WHAT YOU SHOULD DO: Could you write out every record below exactly, leaving out any pictures?

INPUT DATA:
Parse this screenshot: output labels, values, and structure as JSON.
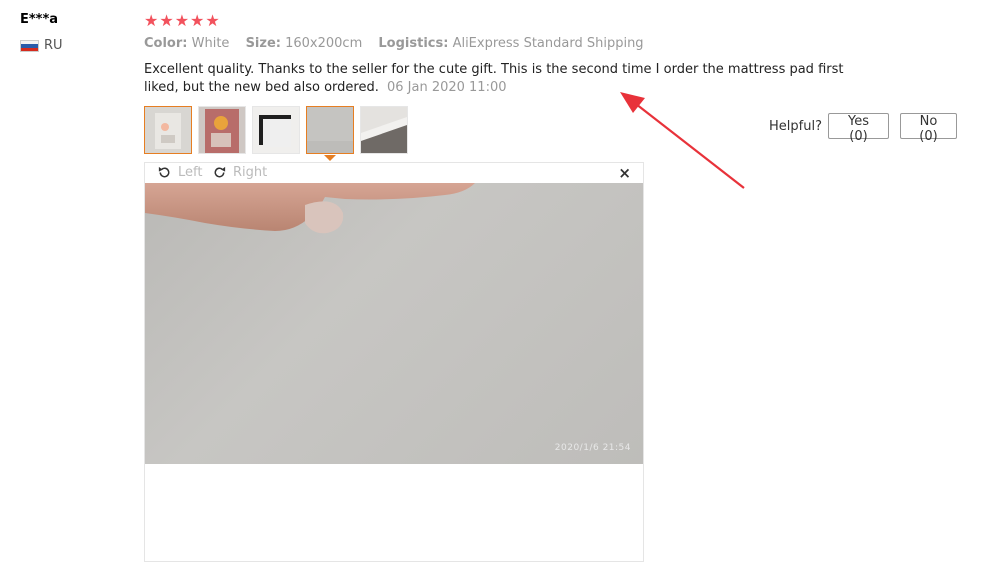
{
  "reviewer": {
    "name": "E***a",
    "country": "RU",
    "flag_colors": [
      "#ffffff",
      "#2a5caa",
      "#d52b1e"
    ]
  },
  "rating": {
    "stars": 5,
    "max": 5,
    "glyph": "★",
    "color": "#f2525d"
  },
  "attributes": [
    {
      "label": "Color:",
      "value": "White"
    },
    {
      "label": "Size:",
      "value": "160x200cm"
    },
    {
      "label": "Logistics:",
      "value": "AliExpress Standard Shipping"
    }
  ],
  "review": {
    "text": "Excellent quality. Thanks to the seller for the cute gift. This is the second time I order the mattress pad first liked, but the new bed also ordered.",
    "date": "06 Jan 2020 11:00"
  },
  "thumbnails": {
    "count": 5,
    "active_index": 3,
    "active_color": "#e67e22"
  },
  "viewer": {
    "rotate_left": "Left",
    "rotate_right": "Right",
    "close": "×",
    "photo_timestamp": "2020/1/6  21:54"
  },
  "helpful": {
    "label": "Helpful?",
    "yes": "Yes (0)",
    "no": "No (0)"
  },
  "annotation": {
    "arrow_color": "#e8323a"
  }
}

ANSWER SECTION:
Parse this screenshot: output labels, values, and structure as JSON.
{
  "reviewer": {
    "name": "E***a",
    "country": "RU",
    "flag_colors": [
      "#ffffff",
      "#2a5caa",
      "#d52b1e"
    ]
  },
  "rating": {
    "stars": 5,
    "max": 5,
    "glyph": "★",
    "color": "#f2525d"
  },
  "attributes": [
    {
      "label": "Color:",
      "value": "White"
    },
    {
      "label": "Size:",
      "value": "160x200cm"
    },
    {
      "label": "Logistics:",
      "value": "AliExpress Standard Shipping"
    }
  ],
  "review": {
    "text": "Excellent quality. Thanks to the seller for the cute gift. This is the second time I order the mattress pad first liked, but the new bed also ordered.",
    "date": "06 Jan 2020 11:00"
  },
  "thumbnails": {
    "count": 5,
    "active_index": 3,
    "active_color": "#e67e22"
  },
  "viewer": {
    "rotate_left": "Left",
    "rotate_right": "Right",
    "close": "×",
    "photo_timestamp": "2020/1/6  21:54"
  },
  "helpful": {
    "label": "Helpful?",
    "yes": "Yes (0)",
    "no": "No (0)"
  },
  "annotation": {
    "arrow_color": "#e8323a"
  }
}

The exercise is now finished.